Obama wants recommendations on his desk by December 4th. That will be a challenge. If trimming the nearly 70,000 page code is not a momentous enough task then getting something meaningful through this Congress will be; a Congress that crafted a 90% tax specifically targeted at the AIG bonuses. That hasty legislation has similar roots to an evil cousin – the Alternative Minimum Tax. A Cato Institute article by Chris Edwards back in 2003 reminds us of the ugly history of the AMT. It began in 1969 when Congress was shocked to learn that 155 wealthy individuals were not paying tax because they used too many of the deductions that Congress had provided them. Thanks to the patriotic diligence of that 1969 Congress, the progressive parallel tax we lovingly call the AMT now increases the taxes of more than 23 million Americans. Mr. Bush couldn’t get rid of it when he had a Republican majority in Congress. We wish you our best Mr. Volker; we and our economy need a better system.
We face significant challenges as investors in the coming several years. One, history suggests that a sizeable rally in stocks lies ahead. But just when things start feeling good, at least two threats await; inflation and rising taxes. These evils are not necessarily market killers like the perils of recession or deflationary spirals which are hopefully behind us. Nevertheless, they present a huge drain on the economy. It is also likely that energy costs may once again skyrocket as the global economy reignites. Only time will tell if the US economy will recover sufficiently to withstand these looming threats.
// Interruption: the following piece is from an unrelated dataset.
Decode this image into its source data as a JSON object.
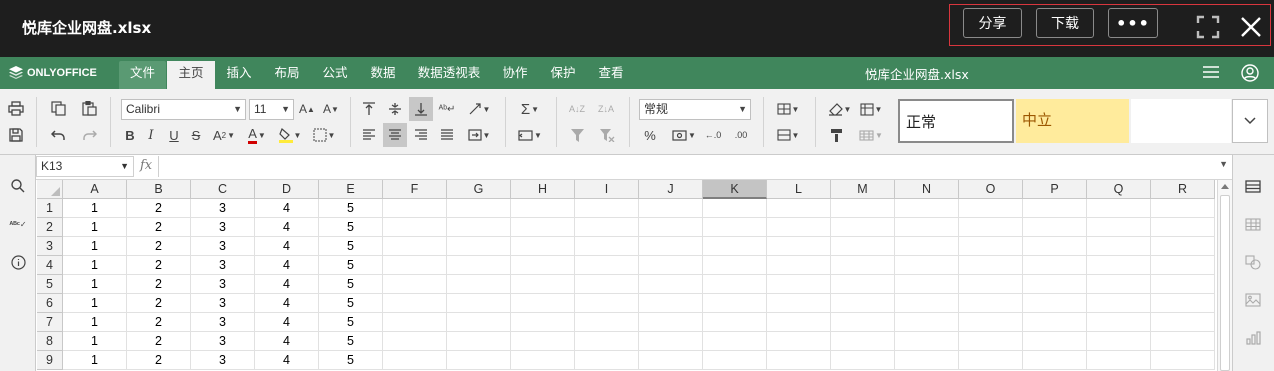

We believe that diversification, low costs, tax efficiency and adroit asset allocation are more critical to the success of your investment program than perhaps any time in history. Superior investment portfolios combined with a thorough knowledge of when you need to access your investments; you will be as well equipped to face tomorrow’s challenges as possible. We close with our quote from Mark Mobius of Templeton earlier in the week, “you have to be careful not to miss the opportunity . . . there is a tendency to hold back.” If you are an investor with a time horizon beyond a couple of years, now is the time to invest, but wisely. “Steady plodding brings prosperity, hasty speculation brings poverty.” Proverbs 21:5